• EXERCISE DIRECTIONS:
Look over the entries that follow. Report how many lines contain "data", with nothing else.

--- START ---

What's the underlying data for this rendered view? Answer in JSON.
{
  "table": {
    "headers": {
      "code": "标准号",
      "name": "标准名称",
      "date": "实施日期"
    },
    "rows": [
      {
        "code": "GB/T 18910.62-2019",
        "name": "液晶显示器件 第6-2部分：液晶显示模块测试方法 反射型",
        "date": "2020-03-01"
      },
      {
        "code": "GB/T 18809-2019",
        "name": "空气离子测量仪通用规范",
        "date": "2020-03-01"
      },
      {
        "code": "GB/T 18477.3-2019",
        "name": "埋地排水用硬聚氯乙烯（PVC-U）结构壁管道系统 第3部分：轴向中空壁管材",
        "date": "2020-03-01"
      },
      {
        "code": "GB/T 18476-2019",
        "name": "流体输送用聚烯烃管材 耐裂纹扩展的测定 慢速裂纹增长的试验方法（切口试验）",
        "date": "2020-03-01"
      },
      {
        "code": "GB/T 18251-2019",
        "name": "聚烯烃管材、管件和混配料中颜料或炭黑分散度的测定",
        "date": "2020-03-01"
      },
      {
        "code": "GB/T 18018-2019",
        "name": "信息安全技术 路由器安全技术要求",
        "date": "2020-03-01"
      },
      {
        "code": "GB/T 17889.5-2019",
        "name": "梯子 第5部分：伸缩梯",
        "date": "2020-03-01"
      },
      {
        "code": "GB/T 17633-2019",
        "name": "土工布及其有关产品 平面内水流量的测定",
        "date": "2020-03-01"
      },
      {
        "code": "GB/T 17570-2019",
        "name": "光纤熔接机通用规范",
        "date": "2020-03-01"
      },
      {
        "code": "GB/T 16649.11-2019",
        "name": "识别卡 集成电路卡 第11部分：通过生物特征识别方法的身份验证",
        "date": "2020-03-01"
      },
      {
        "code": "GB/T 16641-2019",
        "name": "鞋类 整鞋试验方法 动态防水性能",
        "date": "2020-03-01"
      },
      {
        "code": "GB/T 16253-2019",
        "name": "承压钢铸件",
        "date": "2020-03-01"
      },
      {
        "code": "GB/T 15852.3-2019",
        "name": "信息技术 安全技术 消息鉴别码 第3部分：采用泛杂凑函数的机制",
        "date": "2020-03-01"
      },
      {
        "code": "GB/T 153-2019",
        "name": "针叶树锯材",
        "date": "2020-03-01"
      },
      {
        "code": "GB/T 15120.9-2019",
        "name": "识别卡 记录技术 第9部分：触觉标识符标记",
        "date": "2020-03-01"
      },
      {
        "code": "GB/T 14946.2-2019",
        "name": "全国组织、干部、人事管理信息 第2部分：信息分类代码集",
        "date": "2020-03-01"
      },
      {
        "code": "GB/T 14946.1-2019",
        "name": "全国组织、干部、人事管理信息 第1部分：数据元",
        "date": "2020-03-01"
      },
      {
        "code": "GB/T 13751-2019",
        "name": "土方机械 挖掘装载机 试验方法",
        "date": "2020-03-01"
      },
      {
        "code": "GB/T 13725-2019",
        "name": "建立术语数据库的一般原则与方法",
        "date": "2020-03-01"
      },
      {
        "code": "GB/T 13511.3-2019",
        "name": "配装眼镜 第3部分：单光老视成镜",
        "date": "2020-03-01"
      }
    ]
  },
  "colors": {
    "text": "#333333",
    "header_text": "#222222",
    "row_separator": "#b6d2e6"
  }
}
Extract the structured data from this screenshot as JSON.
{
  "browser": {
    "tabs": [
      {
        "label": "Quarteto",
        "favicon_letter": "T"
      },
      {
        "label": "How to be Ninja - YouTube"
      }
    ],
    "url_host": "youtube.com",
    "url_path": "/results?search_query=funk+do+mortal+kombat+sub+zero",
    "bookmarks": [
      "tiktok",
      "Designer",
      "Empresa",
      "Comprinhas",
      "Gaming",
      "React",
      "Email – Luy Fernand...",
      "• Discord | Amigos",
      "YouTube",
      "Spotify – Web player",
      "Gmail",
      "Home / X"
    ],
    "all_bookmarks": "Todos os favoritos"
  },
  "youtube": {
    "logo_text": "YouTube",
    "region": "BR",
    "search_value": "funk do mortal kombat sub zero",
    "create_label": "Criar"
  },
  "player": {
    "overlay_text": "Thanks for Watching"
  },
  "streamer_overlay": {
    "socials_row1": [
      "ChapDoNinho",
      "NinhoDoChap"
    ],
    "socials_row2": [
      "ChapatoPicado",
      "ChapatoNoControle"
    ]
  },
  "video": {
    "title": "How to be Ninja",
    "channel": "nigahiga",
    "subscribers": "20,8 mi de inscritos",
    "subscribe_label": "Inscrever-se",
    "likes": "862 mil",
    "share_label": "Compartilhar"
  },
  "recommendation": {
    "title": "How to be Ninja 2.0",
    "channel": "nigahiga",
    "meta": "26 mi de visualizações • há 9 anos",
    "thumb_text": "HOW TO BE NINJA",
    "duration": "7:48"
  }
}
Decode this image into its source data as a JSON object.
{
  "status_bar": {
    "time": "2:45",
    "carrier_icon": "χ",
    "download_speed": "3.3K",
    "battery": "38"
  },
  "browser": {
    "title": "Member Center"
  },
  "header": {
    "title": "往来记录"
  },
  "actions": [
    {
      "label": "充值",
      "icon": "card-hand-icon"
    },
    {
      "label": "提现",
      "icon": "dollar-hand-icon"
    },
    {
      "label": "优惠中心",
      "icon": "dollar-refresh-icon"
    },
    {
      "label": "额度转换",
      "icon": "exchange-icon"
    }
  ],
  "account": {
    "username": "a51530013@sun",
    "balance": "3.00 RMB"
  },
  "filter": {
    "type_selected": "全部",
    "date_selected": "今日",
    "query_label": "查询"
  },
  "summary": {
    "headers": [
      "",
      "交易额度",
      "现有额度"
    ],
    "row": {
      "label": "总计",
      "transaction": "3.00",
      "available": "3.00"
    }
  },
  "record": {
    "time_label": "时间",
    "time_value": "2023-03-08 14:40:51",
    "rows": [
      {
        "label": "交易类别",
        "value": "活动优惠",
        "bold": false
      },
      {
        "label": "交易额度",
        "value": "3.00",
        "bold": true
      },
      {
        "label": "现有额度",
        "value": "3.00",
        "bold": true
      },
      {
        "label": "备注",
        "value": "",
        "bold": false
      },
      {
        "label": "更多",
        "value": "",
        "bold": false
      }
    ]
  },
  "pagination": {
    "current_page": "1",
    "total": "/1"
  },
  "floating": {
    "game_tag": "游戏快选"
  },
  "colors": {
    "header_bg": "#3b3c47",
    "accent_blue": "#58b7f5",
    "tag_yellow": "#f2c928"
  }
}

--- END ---

• RESULT FOR THIS EXERCISE:
3